== PROBLEM TO WORK ON ==
Type out the listing below exactly. Pictures stay out of it.

** Opening EXTRACTED RECORDS block **

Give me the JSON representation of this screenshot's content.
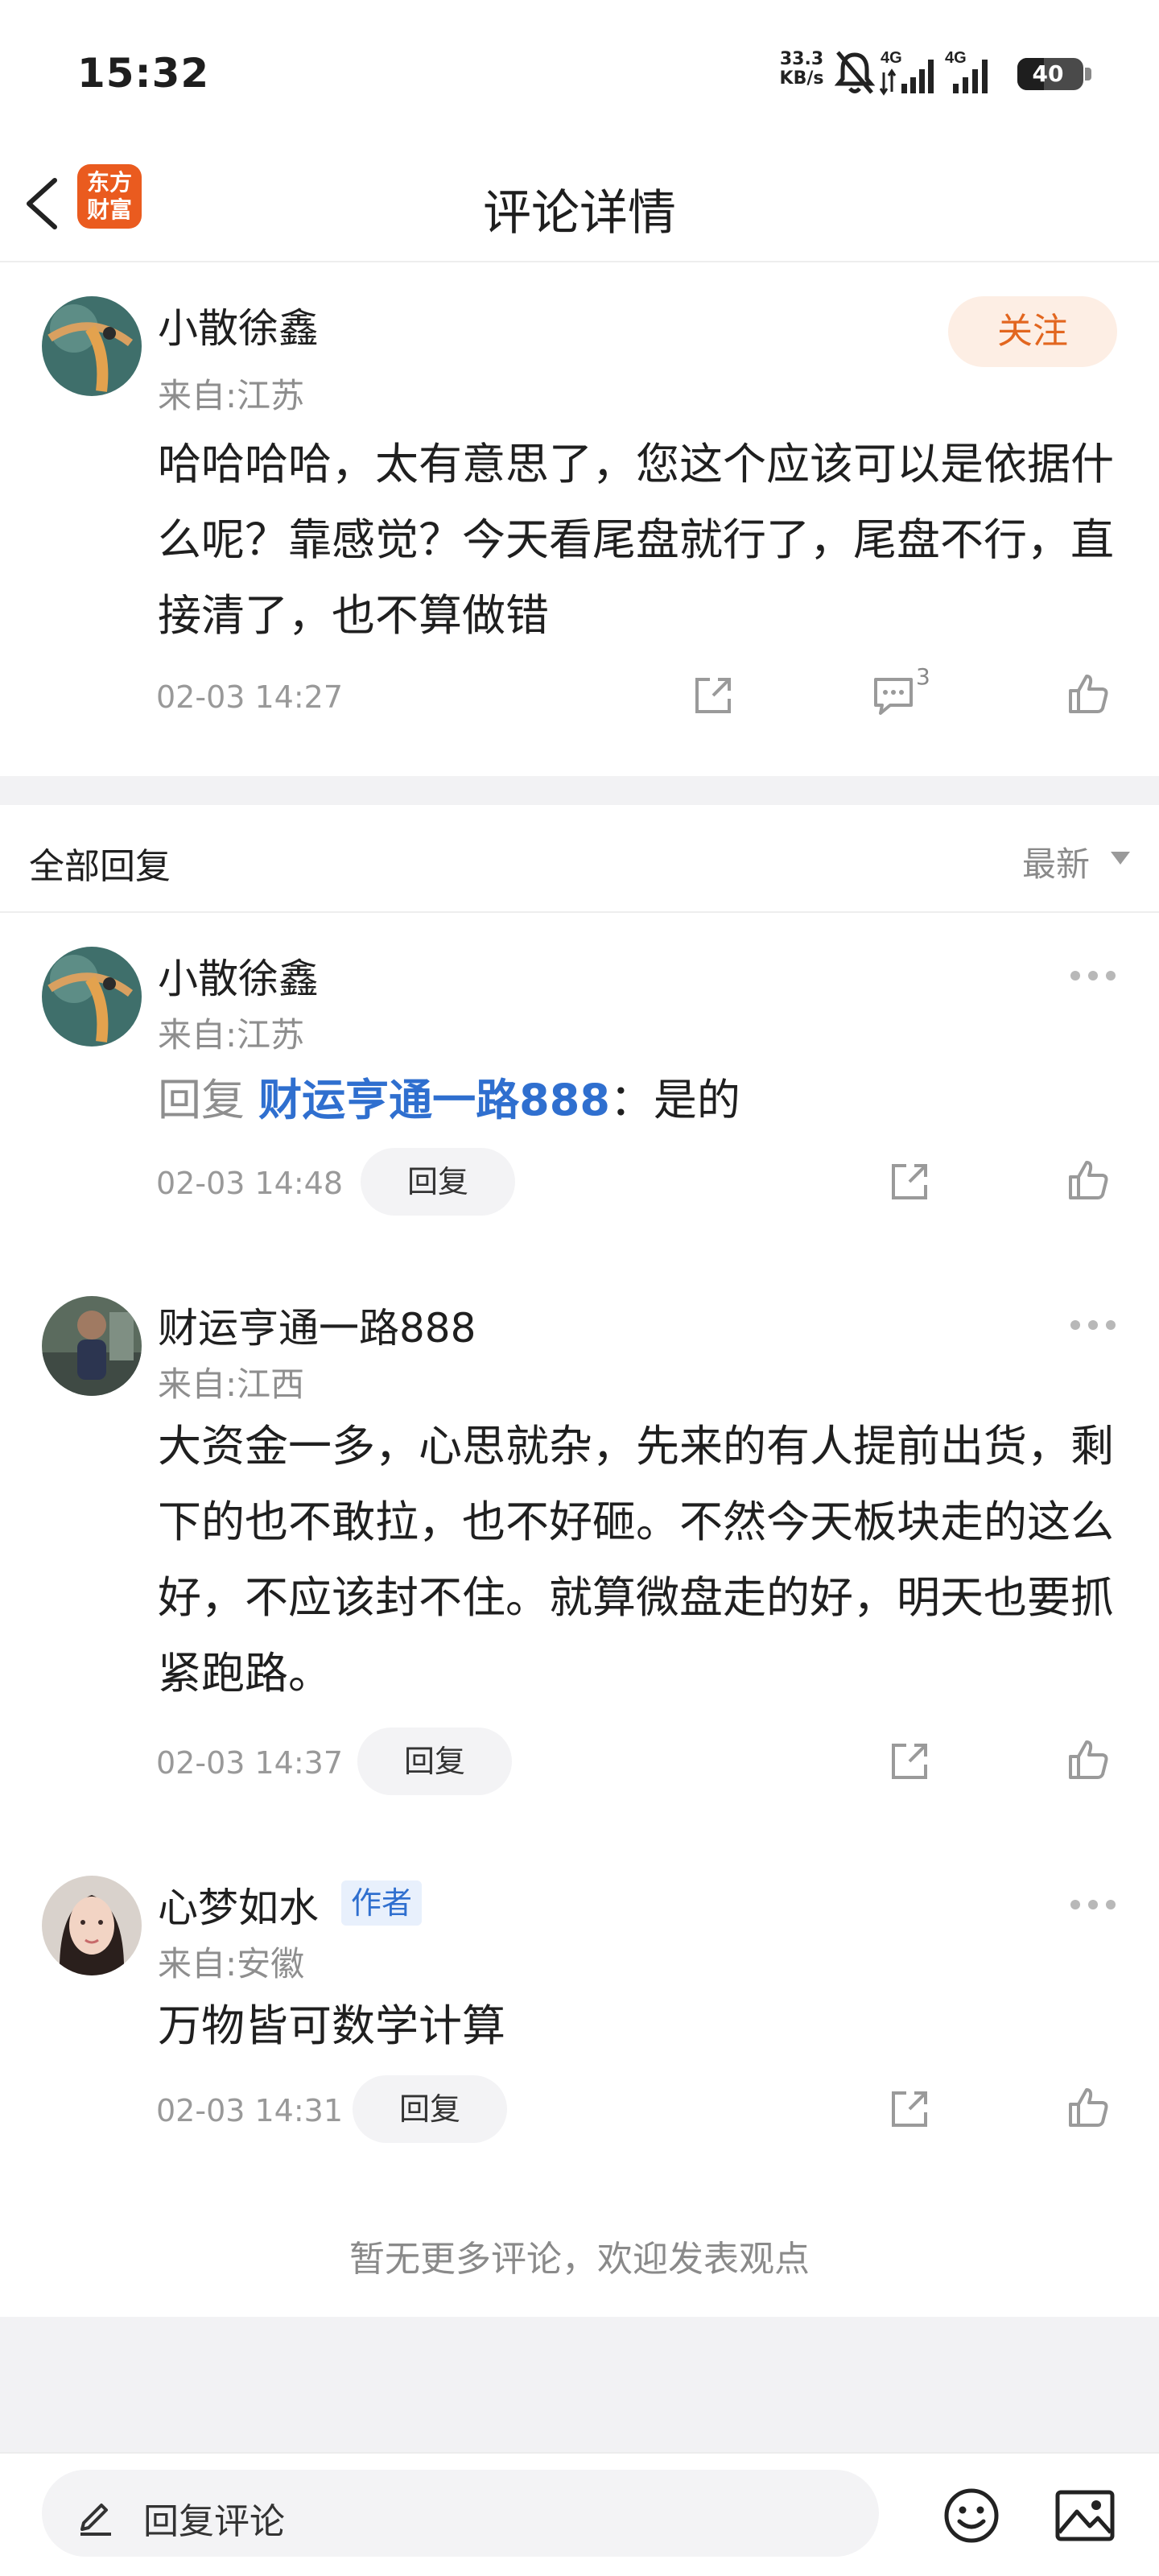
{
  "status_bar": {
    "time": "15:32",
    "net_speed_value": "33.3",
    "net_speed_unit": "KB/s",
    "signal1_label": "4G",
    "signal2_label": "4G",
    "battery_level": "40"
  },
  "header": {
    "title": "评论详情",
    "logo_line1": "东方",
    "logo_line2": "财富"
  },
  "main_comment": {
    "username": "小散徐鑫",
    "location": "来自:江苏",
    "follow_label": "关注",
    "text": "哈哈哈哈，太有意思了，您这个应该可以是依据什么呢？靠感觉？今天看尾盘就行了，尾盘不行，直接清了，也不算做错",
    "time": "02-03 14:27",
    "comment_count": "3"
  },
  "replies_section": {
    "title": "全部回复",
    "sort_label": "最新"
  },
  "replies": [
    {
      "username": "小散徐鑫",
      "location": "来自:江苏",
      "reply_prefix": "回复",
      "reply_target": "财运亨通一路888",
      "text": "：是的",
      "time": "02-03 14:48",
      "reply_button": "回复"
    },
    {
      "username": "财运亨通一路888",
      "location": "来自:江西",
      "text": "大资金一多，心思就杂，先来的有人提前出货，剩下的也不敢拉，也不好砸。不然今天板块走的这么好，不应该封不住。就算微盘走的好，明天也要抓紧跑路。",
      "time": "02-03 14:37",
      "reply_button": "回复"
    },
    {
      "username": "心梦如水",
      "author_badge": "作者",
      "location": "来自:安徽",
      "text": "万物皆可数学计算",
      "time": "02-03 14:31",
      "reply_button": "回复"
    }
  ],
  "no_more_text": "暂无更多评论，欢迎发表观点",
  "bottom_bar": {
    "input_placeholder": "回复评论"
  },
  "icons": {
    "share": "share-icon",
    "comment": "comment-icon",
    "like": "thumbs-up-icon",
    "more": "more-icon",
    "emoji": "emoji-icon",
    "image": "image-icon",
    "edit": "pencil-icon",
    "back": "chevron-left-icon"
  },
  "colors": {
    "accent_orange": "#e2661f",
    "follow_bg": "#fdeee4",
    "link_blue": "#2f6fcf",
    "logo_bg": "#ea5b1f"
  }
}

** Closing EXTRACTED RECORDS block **

== WRITTEN ANSWER ==
Give me the JSON representation of this screenshot's content.
{
  "status_bar": {
    "time": "15:32",
    "net_speed_value": "33.3",
    "net_speed_unit": "KB/s",
    "signal1_label": "4G",
    "signal2_label": "4G",
    "battery_level": "40"
  },
  "header": {
    "title": "评论详情",
    "logo_line1": "东方",
    "logo_line2": "财富"
  },
  "main_comment": {
    "username": "小散徐鑫",
    "location": "来自:江苏",
    "follow_label": "关注",
    "text": "哈哈哈哈，太有意思了，您这个应该可以是依据什么呢？靠感觉？今天看尾盘就行了，尾盘不行，直接清了，也不算做错",
    "time": "02-03 14:27",
    "comment_count": "3"
  },
  "replies_section": {
    "title": "全部回复",
    "sort_label": "最新"
  },
  "replies": [
    {
      "username": "小散徐鑫",
      "location": "来自:江苏",
      "reply_prefix": "回复",
      "reply_target": "财运亨通一路888",
      "text": "：是的",
      "time": "02-03 14:48",
      "reply_button": "回复"
    },
    {
      "username": "财运亨通一路888",
      "location": "来自:江西",
      "text": "大资金一多，心思就杂，先来的有人提前出货，剩下的也不敢拉，也不好砸。不然今天板块走的这么好，不应该封不住。就算微盘走的好，明天也要抓紧跑路。",
      "time": "02-03 14:37",
      "reply_button": "回复"
    },
    {
      "username": "心梦如水",
      "author_badge": "作者",
      "location": "来自:安徽",
      "text": "万物皆可数学计算",
      "time": "02-03 14:31",
      "reply_button": "回复"
    }
  ],
  "no_more_text": "暂无更多评论，欢迎发表观点",
  "bottom_bar": {
    "input_placeholder": "回复评论"
  },
  "icons": {
    "share": "share-icon",
    "comment": "comment-icon",
    "like": "thumbs-up-icon",
    "more": "more-icon",
    "emoji": "emoji-icon",
    "image": "image-icon",
    "edit": "pencil-icon",
    "back": "chevron-left-icon"
  },
  "colors": {
    "accent_orange": "#e2661f",
    "follow_bg": "#fdeee4",
    "link_blue": "#2f6fcf",
    "logo_bg": "#ea5b1f"
  }
}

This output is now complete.